Tackling safety barriers


The first goal for ENRC’s Donskoy site was to improve safety performance by 10 per cent on the newly established baseline. However, the site also hoped for a quick win. And there were some areas were this was indeed achievable. Two tools in particular started to achieve quick improvement in proactive safety thinking. These tools were behavioural audits, which involve two way dialogues with workers about safety, and cascade safety committees, where safety issues are discussed and action plans created through discussion between line management and HSE specialists.


However, fast results are generally achieved when companies switch from a non-compliant to a safety regulation compliant culture. The changes that come in the next stage when companies move from being compliant to achieving best practice generally take longer to take effect.


These sustainable long-term changes at Donskoy GOK came about by tackling the barriers highlighted in the initial dss+ evaluation. To address the lack of visible leadership by example, dss+ ran leadership and communication training , coached the safety committee chairperson and helped to set up a management appraisal system. Instead of issuing prescriptive instructions, leaders now motivate by example, setting signals for expected behaviour and attitudes; and by discerning employees’ ambitions, then using this towards achieving a common goal.


Safety policies were overhauled by putting in place risk assessment, incident investigation and reporting standards. The result is easy-to-follow health and safety procedures that are clearly communicated through training , coaching and other communication tools. Employees also know they will be checked and enforced through audits.


In the case of Donskoy GOK, these new standards apply to a wide range of issues covering general topics such as behavioural safety, as well as more specific areas such as hot work, electrical safety, confined space entry or working at heights. dss+ also provided policy and vision workshops where senior management developed their safety goals and plans to achieve.


The cultural change, which is so critical to behaviour and attitudes to safety, was addressed not only by the introduction of behavioural safety standards, but also through training to enable ENRC management and supervisory personnel in line management roles, to conduct behavioural audits. In addition, dss+ conducted key safe behaviour workshops and provided communication skills coaching.

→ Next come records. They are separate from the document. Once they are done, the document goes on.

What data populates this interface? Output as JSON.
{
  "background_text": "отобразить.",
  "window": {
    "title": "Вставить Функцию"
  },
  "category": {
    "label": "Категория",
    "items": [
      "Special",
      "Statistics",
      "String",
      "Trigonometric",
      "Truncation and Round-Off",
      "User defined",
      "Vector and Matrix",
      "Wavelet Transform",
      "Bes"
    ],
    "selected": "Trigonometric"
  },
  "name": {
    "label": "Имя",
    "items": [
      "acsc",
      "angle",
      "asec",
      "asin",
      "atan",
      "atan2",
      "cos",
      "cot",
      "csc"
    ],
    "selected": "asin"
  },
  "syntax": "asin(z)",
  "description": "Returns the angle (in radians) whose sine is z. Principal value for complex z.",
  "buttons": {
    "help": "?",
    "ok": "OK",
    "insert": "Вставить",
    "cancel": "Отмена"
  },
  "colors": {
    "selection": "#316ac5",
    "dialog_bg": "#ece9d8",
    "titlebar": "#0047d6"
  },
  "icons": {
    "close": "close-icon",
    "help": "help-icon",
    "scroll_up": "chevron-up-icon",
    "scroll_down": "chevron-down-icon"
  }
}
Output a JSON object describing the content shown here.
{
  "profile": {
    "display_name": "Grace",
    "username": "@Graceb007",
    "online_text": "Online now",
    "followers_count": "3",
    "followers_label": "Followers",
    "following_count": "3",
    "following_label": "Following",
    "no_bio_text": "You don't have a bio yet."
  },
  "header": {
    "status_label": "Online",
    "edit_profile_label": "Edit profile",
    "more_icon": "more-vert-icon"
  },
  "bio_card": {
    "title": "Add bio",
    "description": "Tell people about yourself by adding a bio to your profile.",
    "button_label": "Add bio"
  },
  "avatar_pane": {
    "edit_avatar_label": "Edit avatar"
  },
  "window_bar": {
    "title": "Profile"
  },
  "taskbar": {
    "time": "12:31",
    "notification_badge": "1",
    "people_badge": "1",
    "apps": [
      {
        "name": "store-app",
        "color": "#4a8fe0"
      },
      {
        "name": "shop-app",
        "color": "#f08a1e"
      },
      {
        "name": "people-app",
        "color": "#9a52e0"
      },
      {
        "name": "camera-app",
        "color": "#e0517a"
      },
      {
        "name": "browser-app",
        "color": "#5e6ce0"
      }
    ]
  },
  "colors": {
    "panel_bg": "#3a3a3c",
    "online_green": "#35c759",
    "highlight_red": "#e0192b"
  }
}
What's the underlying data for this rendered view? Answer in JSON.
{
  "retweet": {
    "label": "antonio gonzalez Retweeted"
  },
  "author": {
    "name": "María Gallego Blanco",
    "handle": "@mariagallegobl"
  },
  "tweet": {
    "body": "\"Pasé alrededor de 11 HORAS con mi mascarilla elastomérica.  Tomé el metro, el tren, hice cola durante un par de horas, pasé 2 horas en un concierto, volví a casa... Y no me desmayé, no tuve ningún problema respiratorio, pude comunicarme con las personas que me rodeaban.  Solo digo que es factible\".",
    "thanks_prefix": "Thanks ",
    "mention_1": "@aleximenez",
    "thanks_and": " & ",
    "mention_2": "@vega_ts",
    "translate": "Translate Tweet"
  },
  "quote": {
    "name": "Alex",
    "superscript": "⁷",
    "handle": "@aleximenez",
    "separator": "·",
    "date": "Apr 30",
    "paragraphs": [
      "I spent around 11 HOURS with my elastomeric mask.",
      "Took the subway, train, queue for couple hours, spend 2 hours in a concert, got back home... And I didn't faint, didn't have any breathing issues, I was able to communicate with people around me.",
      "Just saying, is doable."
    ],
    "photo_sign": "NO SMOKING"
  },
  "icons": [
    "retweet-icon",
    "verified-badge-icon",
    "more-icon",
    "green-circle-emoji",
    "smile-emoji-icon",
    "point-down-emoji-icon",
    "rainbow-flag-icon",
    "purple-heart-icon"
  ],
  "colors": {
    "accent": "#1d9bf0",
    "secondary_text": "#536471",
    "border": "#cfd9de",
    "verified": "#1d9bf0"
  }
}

Change leads to reduced accident and sickness rates

As a result of these changes, the Donskoy site has replaced its previous administrative command approach with a cascade committee system. The entire organization is now responsible for safety instead of regarding it as the sole responsibility of the safety specialists and safety meetings have become much more targeted.


Communication has also become a good deal freer and easier. Whereas in the past, employees could only report to their supervisors because of the strict management hierarchy, they can now have open discussions in behavioural audits, through safety committee representatives, safety meetings and risk assessment activities. Communication has thus become a two-way process.


The key difference, though, is the change in focus. No longer is it the external inspection requirements that dominate, but rather the internal behavioural safety audits that focus on any unsafe behaviour and on safety perception. This has led to the company identifying injury causes which were not previously taken into account and recognising issues such as posture which can also lead to long-term ill effects and lack of productivity.


These actions have also led to a 61% reduction in the number of lost time injuries, and a 60% reduction in the lost time injury frequency rate.



The ENRC Group is a leading diversified natural resources group with integrated mining, processing, energy, logistical and marketing operations. It is one of the world’s largest producers of ferrochrome; one of the world’s significant exporters of iron ore; the world’s ninth largest producer of traded alumina; and one of the largest electricity providers in Kazakhstan. With over 72,000 employees worldwide, ENRC operates in Kazakhstan, China, Russia, Brazil and Africa (the Democratic Republic of Congo, Zambia, Mozambique and South Africa). Annual sales in 2010 were in excess of US$ 6.6bn.